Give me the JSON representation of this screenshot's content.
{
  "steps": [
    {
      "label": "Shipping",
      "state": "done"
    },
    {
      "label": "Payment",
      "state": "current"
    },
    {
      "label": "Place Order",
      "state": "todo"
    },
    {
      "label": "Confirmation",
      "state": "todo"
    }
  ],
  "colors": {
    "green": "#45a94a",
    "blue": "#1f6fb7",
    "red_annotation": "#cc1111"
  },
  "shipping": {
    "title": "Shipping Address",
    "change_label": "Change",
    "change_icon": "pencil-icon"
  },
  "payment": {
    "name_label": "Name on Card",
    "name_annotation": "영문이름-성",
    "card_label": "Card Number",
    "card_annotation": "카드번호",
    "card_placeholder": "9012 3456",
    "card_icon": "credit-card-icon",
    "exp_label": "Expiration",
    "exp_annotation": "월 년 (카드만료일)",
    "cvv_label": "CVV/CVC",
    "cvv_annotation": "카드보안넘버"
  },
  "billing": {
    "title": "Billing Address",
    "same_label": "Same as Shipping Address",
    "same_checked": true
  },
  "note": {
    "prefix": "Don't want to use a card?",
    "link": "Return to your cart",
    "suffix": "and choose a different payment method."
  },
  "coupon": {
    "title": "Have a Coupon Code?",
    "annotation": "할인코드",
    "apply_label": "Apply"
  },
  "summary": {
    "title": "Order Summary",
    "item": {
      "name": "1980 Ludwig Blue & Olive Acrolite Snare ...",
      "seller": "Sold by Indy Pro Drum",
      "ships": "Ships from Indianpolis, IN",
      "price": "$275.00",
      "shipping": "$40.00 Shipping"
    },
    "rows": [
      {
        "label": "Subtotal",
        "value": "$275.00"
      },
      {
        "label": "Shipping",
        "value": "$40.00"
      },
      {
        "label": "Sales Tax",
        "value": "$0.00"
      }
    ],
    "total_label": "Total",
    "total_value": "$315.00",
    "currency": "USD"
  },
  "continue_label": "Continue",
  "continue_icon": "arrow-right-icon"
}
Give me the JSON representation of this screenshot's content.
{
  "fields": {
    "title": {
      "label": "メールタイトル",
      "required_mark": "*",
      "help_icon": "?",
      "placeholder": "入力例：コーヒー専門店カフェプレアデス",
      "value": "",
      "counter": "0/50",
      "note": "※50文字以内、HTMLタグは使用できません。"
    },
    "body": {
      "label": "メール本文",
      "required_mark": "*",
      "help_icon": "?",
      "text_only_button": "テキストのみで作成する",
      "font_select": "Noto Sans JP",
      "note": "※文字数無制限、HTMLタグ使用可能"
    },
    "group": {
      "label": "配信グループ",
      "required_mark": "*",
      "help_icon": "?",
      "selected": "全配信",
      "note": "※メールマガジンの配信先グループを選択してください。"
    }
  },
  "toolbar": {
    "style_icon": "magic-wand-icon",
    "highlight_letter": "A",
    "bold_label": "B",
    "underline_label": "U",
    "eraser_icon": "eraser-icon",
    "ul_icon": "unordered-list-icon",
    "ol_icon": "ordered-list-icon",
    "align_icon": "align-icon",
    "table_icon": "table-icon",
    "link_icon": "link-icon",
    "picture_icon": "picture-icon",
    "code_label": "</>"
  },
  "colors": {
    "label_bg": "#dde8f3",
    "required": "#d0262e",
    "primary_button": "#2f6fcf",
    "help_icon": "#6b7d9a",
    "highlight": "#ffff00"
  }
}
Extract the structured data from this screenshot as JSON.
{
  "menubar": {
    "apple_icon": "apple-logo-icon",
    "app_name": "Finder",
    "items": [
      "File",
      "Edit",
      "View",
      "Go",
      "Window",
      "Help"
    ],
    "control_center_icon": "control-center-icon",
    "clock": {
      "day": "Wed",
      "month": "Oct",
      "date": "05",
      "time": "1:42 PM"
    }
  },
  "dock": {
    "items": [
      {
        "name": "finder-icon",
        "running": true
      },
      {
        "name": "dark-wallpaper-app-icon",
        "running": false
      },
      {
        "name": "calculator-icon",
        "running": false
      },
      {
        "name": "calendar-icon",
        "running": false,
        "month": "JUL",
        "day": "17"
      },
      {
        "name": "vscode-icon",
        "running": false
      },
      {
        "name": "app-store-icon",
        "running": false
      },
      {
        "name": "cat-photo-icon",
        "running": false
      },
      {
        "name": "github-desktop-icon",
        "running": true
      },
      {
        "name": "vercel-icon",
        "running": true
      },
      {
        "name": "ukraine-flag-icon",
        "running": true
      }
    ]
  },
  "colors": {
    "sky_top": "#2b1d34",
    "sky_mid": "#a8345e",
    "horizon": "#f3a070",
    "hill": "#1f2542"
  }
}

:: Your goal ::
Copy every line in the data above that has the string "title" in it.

:: Answer for this exercise ::
    "title": "Shipping Address",
    "title": "Billing Address",
    "title": "Have a Coupon Code?",
    "title": "Order Summary",
    "title": {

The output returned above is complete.